§ **What you will do**: Make an exact copy of all the entries, but do not reproduce the pictures.

§ **App and web page records**:
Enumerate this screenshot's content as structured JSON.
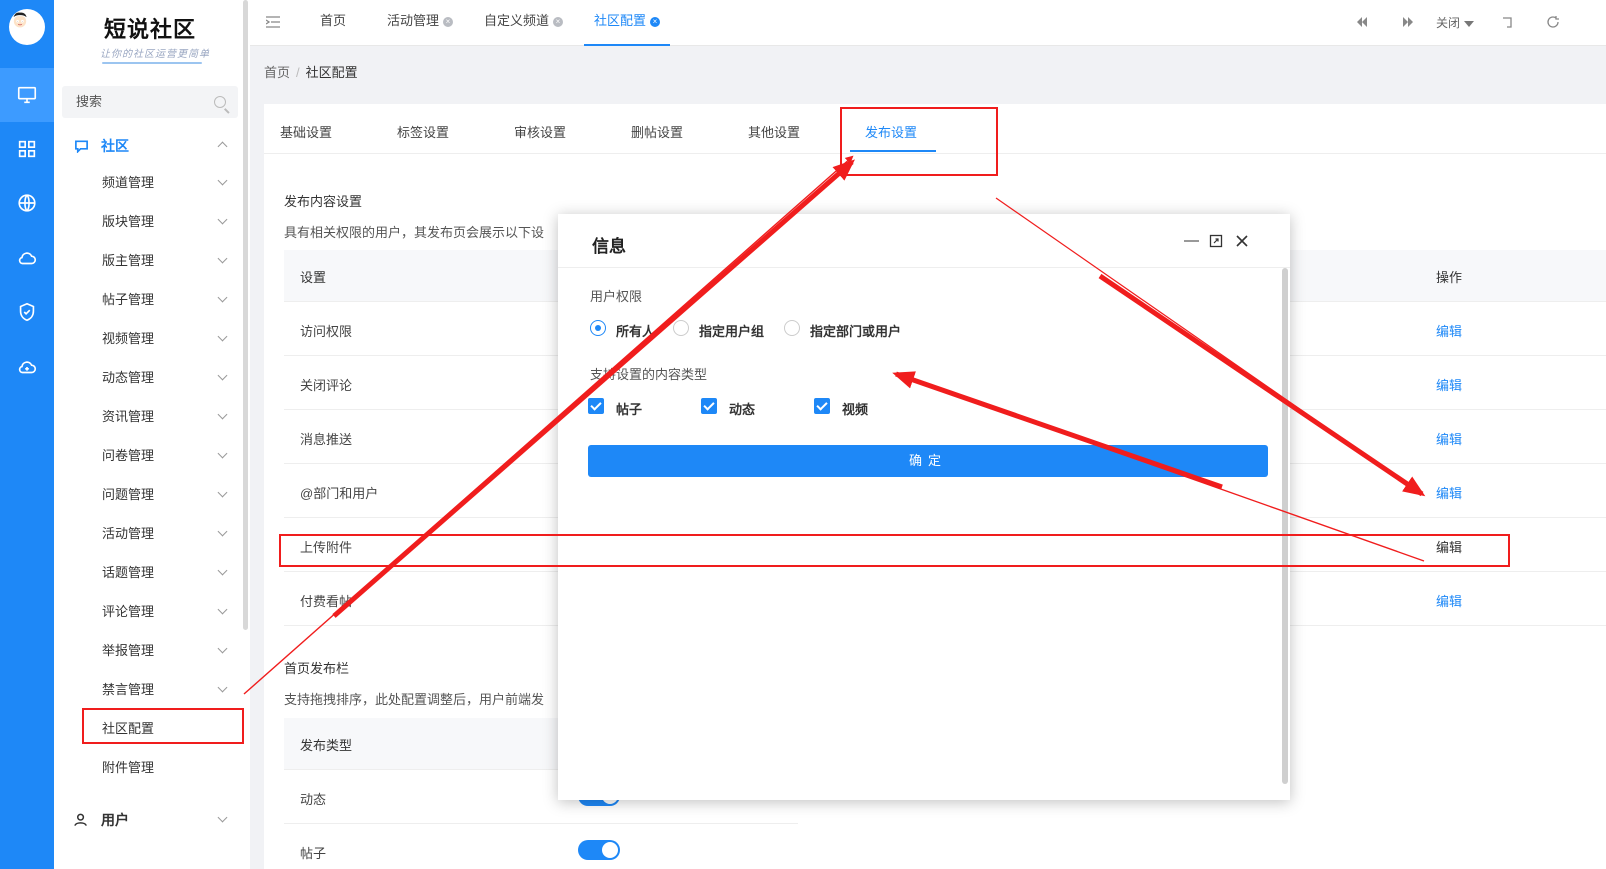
{
  "app": {
    "title": "短说社区",
    "subtitle": "让你的社区运营更简单"
  },
  "rail": {
    "items": [
      "monitor-icon",
      "grid-icon",
      "globe-icon",
      "cloud-icon",
      "shield-icon",
      "cloud-sync-icon"
    ]
  },
  "sidebar": {
    "search_label": "搜索",
    "group_community": "社区",
    "items": [
      "频道管理",
      "版块管理",
      "版主管理",
      "帖子管理",
      "视频管理",
      "动态管理",
      "资讯管理",
      "问卷管理",
      "问题管理",
      "活动管理",
      "话题管理",
      "评论管理",
      "举报管理",
      "禁言管理"
    ],
    "active_item": "社区配置",
    "after_item": "附件管理",
    "group_user": "用户"
  },
  "topbar": {
    "tabs": [
      {
        "label": "首页"
      },
      {
        "label": "活动管理",
        "close": "×"
      },
      {
        "label": "自定义频道",
        "close": "×"
      },
      {
        "label": "社区配置",
        "close": "×"
      }
    ],
    "close_label": "关闭"
  },
  "breadcrumb": {
    "home": "首页",
    "sep": "/",
    "current": "社区配置"
  },
  "subtabs": [
    "基础设置",
    "标签设置",
    "审核设置",
    "删帖设置",
    "其他设置",
    "发布设置"
  ],
  "publish": {
    "title": "发布内容设置",
    "desc": "具有相关权限的用户，其发布页会展示以下设",
    "col_setting": "设置",
    "col_action": "操作",
    "rows": [
      "访问权限",
      "关闭评论",
      "消息推送",
      "@部门和用户",
      "上传附件",
      "付费看帖"
    ],
    "edit_label": "编辑"
  },
  "home_bar": {
    "title": "首页发布栏",
    "desc": "支持拖拽排序，此处配置调整后，用户前端发",
    "col_type": "发布类型",
    "rows": [
      "动态",
      "帖子"
    ]
  },
  "modal": {
    "title": "信息",
    "permission_label": "用户权限",
    "radios": [
      "所有人",
      "指定用户组",
      "指定部门或用户"
    ],
    "types_label": "支持设置的内容类型",
    "checks": [
      "帖子",
      "动态",
      "视频"
    ],
    "confirm": "确定"
  },
  "colors": {
    "accent": "#1e88f7",
    "annotation": "#f01d1d"
  }
}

§ **Problem solution**:
Enumerate this screenshot's content as structured JSON.
{
  "app": {
    "title": "短说社区",
    "subtitle": "让你的社区运营更简单"
  },
  "rail": {
    "items": [
      "monitor-icon",
      "grid-icon",
      "globe-icon",
      "cloud-icon",
      "shield-icon",
      "cloud-sync-icon"
    ]
  },
  "sidebar": {
    "search_label": "搜索",
    "group_community": "社区",
    "items": [
      "频道管理",
      "版块管理",
      "版主管理",
      "帖子管理",
      "视频管理",
      "动态管理",
      "资讯管理",
      "问卷管理",
      "问题管理",
      "活动管理",
      "话题管理",
      "评论管理",
      "举报管理",
      "禁言管理"
    ],
    "active_item": "社区配置",
    "after_item": "附件管理",
    "group_user": "用户"
  },
  "topbar": {
    "tabs": [
      {
        "label": "首页"
      },
      {
        "label": "活动管理",
        "close": "×"
      },
      {
        "label": "自定义频道",
        "close": "×"
      },
      {
        "label": "社区配置",
        "close": "×"
      }
    ],
    "close_label": "关闭"
  },
  "breadcrumb": {
    "home": "首页",
    "sep": "/",
    "current": "社区配置"
  },
  "subtabs": [
    "基础设置",
    "标签设置",
    "审核设置",
    "删帖设置",
    "其他设置",
    "发布设置"
  ],
  "publish": {
    "title": "发布内容设置",
    "desc": "具有相关权限的用户，其发布页会展示以下设",
    "col_setting": "设置",
    "col_action": "操作",
    "rows": [
      "访问权限",
      "关闭评论",
      "消息推送",
      "@部门和用户",
      "上传附件",
      "付费看帖"
    ],
    "edit_label": "编辑"
  },
  "home_bar": {
    "title": "首页发布栏",
    "desc": "支持拖拽排序，此处配置调整后，用户前端发",
    "col_type": "发布类型",
    "rows": [
      "动态",
      "帖子"
    ]
  },
  "modal": {
    "title": "信息",
    "permission_label": "用户权限",
    "radios": [
      "所有人",
      "指定用户组",
      "指定部门或用户"
    ],
    "types_label": "支持设置的内容类型",
    "checks": [
      "帖子",
      "动态",
      "视频"
    ],
    "confirm": "确定"
  },
  "colors": {
    "accent": "#1e88f7",
    "annotation": "#f01d1d"
  }
}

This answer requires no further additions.